“The Field of Blood”: The Culture of Congress in Antebellum America


ACLS Fellowship Program



Named Award

ACLS/New York Public Library Fellow named award

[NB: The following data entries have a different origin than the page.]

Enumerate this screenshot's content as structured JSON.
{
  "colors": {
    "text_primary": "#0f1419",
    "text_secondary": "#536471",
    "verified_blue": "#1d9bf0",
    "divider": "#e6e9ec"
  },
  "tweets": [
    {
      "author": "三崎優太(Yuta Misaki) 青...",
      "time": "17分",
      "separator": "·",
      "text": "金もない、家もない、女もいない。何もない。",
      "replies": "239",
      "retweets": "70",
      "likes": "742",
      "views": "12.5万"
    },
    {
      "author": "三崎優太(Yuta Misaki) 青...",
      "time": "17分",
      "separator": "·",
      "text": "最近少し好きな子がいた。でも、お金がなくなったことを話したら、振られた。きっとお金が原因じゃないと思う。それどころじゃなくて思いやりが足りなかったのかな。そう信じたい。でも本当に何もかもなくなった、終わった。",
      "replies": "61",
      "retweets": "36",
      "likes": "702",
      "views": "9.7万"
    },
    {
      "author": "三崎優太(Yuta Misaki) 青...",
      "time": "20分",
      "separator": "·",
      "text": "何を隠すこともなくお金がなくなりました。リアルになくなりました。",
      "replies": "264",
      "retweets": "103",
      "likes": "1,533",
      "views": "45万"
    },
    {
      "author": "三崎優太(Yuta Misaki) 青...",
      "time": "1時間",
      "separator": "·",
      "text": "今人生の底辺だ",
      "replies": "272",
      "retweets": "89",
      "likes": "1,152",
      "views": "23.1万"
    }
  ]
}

Between 1820 and 1860, there were over 120 violent incidents between congressmen on the floor of Congress. This project examines this pattern of violence, tracing the evolution of a distinctive culture of Congress. Rather than a Whiggish tale of political modernization, the rise of democracy brought complications. The burgeoning press created a national audience that profoundly shaped the workings of Congress, breeding a culture of publicity that compelled congressmen to defend themselves and their home states with fist-clenched diligence. Studying Congress through a cultural lens thus offers new insight into the crucial decades before the Civil War, revealing a series of cultural and institutional adaptations in an ongoing struggle to adapt the national government to a developing nation.